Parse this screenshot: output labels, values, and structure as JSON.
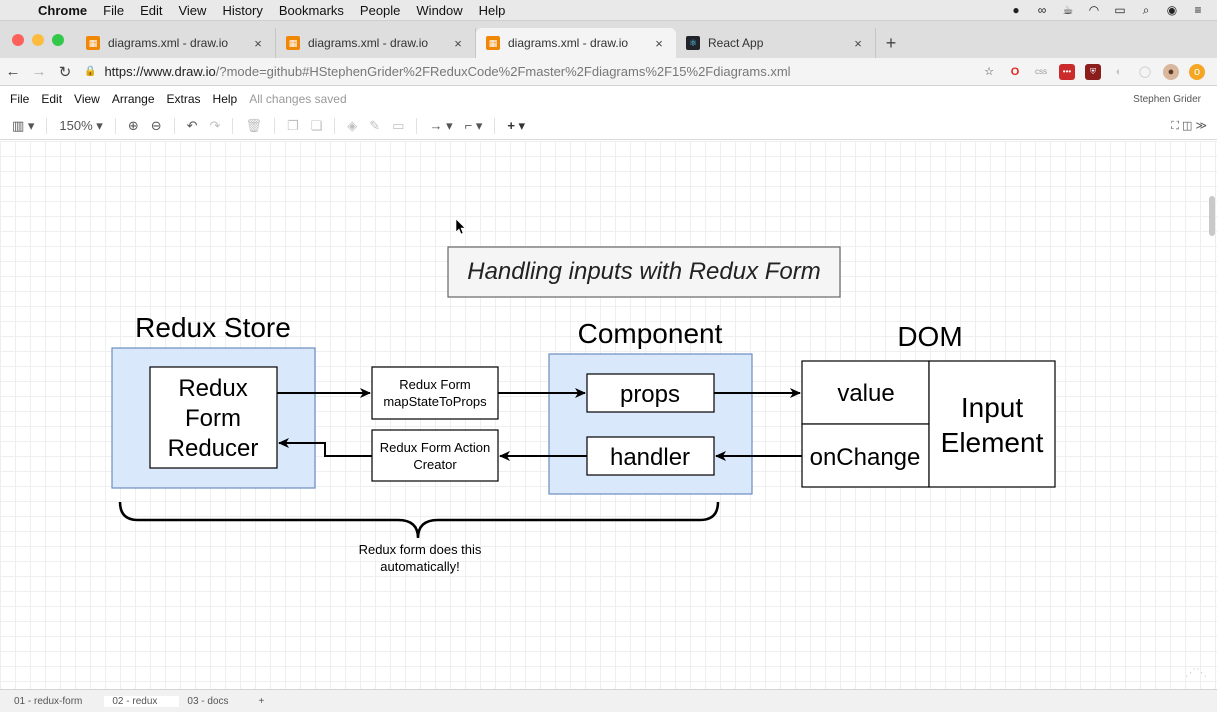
{
  "os_menu": {
    "app": "Chrome",
    "items": [
      "File",
      "Edit",
      "View",
      "History",
      "Bookmarks",
      "People",
      "Window",
      "Help"
    ]
  },
  "tabs": [
    {
      "title": "diagrams.xml - draw.io",
      "favicon": "drawio-icon",
      "active": false
    },
    {
      "title": "diagrams.xml - draw.io",
      "favicon": "drawio-icon",
      "active": false
    },
    {
      "title": "diagrams.xml - draw.io",
      "favicon": "drawio-icon",
      "active": true
    },
    {
      "title": "React App",
      "favicon": "react-icon",
      "active": false
    }
  ],
  "address": {
    "host": "https://www.draw.io",
    "path": "/?mode=github#HStephenGrider%2FReduxCode%2Fmaster%2Fdiagrams%2F15%2Fdiagrams.xml"
  },
  "app_menu": {
    "items": [
      "File",
      "Edit",
      "View",
      "Arrange",
      "Extras",
      "Help"
    ],
    "status": "All changes saved",
    "user": "Stephen Grider"
  },
  "toolbar": {
    "zoom": "150%"
  },
  "diagram": {
    "title": "Handling inputs with Redux Form",
    "redux_store_label": "Redux Store",
    "reducer_lines": [
      "Redux",
      "Form",
      "Reducer"
    ],
    "component_label": "Component",
    "dom_label": "DOM",
    "map_state_lines": [
      "Redux Form",
      "mapStateToProps"
    ],
    "action_creator_lines": [
      "Redux Form Action",
      "Creator"
    ],
    "props": "props",
    "handler": "handler",
    "value": "value",
    "on_change": "onChange",
    "input_element_lines": [
      "Input",
      "Element"
    ],
    "brace_caption_lines": [
      "Redux form does this",
      "automatically!"
    ]
  },
  "page_tabs": [
    "01 - redux-form",
    "02 - redux",
    "03 - docs"
  ],
  "colors": {
    "accent_fill": "#dae8fc",
    "accent_stroke": "#6c8ebf",
    "drawio_orange": "#f08705"
  }
}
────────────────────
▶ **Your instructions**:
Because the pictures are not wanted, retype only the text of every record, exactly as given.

▶ **Output for this exercise**:
Parse this screenshot: output labels, values, and structure as JSON.
{
  "os_menu": {
    "app": "Chrome",
    "items": [
      "File",
      "Edit",
      "View",
      "History",
      "Bookmarks",
      "People",
      "Window",
      "Help"
    ]
  },
  "tabs": [
    {
      "title": "diagrams.xml - draw.io",
      "favicon": "drawio-icon",
      "active": false
    },
    {
      "title": "diagrams.xml - draw.io",
      "favicon": "drawio-icon",
      "active": false
    },
    {
      "title": "diagrams.xml - draw.io",
      "favicon": "drawio-icon",
      "active": true
    },
    {
      "title": "React App",
      "favicon": "react-icon",
      "active": false
    }
  ],
  "address": {
    "host": "https://www.draw.io",
    "path": "/?mode=github#HStephenGrider%2FReduxCode%2Fmaster%2Fdiagrams%2F15%2Fdiagrams.xml"
  },
  "app_menu": {
    "items": [
      "File",
      "Edit",
      "View",
      "Arrange",
      "Extras",
      "Help"
    ],
    "status": "All changes saved",
    "user": "Stephen Grider"
  },
  "toolbar": {
    "zoom": "150%"
  },
  "diagram": {
    "title": "Handling inputs with Redux Form",
    "redux_store_label": "Redux Store",
    "reducer_lines": [
      "Redux",
      "Form",
      "Reducer"
    ],
    "component_label": "Component",
    "dom_label": "DOM",
    "map_state_lines": [
      "Redux Form",
      "mapStateToProps"
    ],
    "action_creator_lines": [
      "Redux Form Action",
      "Creator"
    ],
    "props": "props",
    "handler": "handler",
    "value": "value",
    "on_change": "onChange",
    "input_element_lines": [
      "Input",
      "Element"
    ],
    "brace_caption_lines": [
      "Redux form does this",
      "automatically!"
    ]
  },
  "page_tabs": [
    "01 - redux-form",
    "02 - redux",
    "03 - docs"
  ],
  "colors": {
    "accent_fill": "#dae8fc",
    "accent_stroke": "#6c8ebf",
    "drawio_orange": "#f08705"
  }
}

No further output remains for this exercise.